Wooldridge Creek Vineyard produces and will keg Chardonnay, Viognier, Tempranillo, Cabernet, Merlot, Pinot Noir, Syrah, and Zinfandel, and will even create custom blends, so the opportunities are endless. Currently, Wooldridge and Johann wine kegs are in a few Portland area restaurants that have already caught the buzz: downtown at The Melting Pot and H5O Restaurant at Hotel 50, and in Bridgeport Village at Agave Grill. Keg o’ wine is also catching on at a McMinnville establishments and at 14 restaurants in southern Oregon.

As Strelcheck and I chatted, I couldn’t help wondering why more tasting rooms weren’t utilizing kegs. I realize there are certain customer expectations about how a wine should be stored and presented—one has only to look at the Stelvin closure debate to see how sensitive this topic is. But this technology is both environmentally sound and makes good business sense, so a truly innovative winery might be able to figure out how to make kegs work for them rather than sticking with what’s expected or historically acceptable. What if a tasting room served its kegged wine from unique and beautiful decanters, for example?

In the meantime, I applaud Wooldridge Creek and Johann Vineyards for their spirit of innovation, and I’m confident that this is the packaging of the future. I encourage you to try it for yourself to see how it could change your impression of wine-by-the-glass.


Tamara Belgard is a freelance writer and graphic designer living her dream in Portland, Oregon. She currently writes a wine blog called Sip with Me detailing her journey through Oregon wine.
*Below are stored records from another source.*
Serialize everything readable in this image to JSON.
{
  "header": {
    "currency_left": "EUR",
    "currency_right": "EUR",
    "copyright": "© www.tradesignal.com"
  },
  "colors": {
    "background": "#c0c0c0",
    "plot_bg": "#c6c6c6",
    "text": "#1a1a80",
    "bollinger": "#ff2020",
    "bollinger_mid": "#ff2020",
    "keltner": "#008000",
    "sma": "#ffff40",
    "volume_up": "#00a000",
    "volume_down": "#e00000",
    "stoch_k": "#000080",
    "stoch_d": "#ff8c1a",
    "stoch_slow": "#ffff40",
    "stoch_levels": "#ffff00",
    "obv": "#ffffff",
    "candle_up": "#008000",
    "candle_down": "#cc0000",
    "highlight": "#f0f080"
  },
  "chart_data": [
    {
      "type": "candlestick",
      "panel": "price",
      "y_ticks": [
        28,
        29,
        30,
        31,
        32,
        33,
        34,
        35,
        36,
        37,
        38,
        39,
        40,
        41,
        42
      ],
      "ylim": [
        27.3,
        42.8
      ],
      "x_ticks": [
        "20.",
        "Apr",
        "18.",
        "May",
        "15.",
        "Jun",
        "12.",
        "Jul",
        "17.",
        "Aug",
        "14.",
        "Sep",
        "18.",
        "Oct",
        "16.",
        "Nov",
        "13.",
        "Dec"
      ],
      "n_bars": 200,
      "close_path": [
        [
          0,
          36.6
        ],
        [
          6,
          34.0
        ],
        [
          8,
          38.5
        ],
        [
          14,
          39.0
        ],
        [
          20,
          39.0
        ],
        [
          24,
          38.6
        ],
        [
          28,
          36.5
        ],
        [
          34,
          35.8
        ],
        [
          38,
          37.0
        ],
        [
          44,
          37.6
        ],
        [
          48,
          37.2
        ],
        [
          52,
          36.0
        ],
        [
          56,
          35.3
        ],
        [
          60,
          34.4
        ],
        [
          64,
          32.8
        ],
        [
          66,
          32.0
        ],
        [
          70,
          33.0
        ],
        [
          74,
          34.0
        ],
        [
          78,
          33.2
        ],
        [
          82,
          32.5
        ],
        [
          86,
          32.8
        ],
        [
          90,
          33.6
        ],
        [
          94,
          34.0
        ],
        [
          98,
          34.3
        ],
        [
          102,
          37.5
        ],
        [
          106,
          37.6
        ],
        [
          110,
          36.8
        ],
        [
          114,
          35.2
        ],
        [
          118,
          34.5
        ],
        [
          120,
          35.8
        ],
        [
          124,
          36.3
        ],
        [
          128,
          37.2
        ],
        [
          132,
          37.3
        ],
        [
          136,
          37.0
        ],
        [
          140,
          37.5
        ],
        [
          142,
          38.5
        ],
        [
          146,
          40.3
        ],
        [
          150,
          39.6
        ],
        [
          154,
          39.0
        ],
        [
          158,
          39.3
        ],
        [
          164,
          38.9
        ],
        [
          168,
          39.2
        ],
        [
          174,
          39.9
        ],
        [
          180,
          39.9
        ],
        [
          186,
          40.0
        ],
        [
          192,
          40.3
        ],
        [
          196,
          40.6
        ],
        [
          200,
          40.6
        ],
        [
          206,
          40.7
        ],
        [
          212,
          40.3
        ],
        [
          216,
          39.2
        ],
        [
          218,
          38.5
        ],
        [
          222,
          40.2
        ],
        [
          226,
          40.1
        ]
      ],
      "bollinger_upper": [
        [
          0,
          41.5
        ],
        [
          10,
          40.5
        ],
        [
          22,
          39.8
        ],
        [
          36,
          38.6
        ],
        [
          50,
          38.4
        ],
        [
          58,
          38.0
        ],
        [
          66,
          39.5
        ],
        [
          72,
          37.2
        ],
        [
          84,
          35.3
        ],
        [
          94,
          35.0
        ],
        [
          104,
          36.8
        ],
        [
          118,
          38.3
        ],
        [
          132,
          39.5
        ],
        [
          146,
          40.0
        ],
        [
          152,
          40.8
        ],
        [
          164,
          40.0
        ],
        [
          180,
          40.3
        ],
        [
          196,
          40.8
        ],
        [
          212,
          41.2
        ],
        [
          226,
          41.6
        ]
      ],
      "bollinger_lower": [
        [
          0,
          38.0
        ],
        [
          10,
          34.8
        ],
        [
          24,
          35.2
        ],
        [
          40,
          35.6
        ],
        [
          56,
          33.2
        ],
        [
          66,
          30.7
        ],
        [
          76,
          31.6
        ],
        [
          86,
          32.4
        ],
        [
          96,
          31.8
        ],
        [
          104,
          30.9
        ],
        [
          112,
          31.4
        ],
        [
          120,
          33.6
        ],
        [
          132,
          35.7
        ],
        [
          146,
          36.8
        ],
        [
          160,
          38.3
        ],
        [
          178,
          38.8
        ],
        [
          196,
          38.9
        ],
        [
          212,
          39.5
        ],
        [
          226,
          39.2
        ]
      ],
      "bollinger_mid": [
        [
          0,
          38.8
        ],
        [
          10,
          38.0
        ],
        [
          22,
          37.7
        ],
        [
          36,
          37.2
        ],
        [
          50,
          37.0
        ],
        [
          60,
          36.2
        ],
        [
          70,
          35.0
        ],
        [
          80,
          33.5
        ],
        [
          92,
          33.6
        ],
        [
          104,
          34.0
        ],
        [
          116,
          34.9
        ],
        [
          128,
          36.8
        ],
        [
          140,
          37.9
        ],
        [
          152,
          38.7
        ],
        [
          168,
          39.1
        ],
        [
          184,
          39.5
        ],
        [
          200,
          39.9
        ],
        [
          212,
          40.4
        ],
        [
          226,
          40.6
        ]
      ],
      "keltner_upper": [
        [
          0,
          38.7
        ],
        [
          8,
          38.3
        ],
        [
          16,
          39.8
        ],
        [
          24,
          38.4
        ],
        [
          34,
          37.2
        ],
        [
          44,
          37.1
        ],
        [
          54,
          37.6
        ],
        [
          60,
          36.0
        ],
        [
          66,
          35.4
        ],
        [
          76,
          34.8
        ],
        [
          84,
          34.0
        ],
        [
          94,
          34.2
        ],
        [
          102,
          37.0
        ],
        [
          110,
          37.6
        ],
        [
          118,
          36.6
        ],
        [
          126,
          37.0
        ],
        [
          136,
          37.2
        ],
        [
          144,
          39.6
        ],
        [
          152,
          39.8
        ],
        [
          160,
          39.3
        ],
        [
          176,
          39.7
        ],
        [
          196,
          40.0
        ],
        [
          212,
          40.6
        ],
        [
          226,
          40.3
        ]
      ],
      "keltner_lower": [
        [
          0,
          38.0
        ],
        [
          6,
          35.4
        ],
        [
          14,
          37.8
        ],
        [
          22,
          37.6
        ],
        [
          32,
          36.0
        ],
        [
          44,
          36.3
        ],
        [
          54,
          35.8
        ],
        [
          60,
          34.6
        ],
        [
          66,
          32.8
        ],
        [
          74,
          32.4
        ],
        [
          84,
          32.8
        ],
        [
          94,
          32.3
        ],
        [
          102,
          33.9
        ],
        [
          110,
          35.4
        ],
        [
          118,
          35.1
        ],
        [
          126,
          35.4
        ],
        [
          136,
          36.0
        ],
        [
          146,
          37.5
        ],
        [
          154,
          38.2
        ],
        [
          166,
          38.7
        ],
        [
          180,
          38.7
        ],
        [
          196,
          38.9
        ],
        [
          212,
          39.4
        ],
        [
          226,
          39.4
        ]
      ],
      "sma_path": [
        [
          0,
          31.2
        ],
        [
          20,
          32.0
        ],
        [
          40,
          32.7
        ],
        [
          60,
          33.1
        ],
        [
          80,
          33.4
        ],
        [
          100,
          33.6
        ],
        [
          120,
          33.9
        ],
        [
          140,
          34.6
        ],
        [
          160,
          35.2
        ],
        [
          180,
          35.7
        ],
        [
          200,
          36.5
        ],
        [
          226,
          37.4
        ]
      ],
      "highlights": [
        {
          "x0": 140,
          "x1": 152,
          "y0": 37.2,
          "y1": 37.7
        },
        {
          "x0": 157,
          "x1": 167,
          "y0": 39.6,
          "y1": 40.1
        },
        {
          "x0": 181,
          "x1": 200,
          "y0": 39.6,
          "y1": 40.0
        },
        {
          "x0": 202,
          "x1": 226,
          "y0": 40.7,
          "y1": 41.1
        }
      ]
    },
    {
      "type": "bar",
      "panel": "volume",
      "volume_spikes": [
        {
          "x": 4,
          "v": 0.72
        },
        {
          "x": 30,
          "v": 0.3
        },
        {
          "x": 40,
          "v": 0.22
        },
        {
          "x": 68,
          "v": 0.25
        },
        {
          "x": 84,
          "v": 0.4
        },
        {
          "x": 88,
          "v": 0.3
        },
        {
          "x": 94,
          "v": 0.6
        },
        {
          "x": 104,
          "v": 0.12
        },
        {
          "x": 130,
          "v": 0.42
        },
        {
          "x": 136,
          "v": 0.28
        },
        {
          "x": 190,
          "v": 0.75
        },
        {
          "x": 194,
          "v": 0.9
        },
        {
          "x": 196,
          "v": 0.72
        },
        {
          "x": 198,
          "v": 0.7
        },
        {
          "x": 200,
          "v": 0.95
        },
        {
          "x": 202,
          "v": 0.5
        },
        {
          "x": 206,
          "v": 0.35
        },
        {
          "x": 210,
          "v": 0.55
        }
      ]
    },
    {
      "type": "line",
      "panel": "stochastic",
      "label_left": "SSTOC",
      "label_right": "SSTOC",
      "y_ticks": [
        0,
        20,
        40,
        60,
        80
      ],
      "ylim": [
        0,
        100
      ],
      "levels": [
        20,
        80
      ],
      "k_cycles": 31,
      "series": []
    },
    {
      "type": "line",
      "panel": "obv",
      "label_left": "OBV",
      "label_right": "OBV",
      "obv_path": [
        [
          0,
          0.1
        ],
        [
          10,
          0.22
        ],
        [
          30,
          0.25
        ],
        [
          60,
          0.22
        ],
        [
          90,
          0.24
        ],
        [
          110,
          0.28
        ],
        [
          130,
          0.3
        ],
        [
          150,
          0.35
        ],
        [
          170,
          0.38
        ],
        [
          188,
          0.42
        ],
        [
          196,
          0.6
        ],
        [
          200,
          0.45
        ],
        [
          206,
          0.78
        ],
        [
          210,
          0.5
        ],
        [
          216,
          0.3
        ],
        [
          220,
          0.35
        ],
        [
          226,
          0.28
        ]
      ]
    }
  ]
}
Tamara is a marketing communications guru, a lover of wine, chocolate, and pedicures whose other passions include skiing, biking, hiking, writing, reading, photography, yoga, shopping, travel, and all things culinary.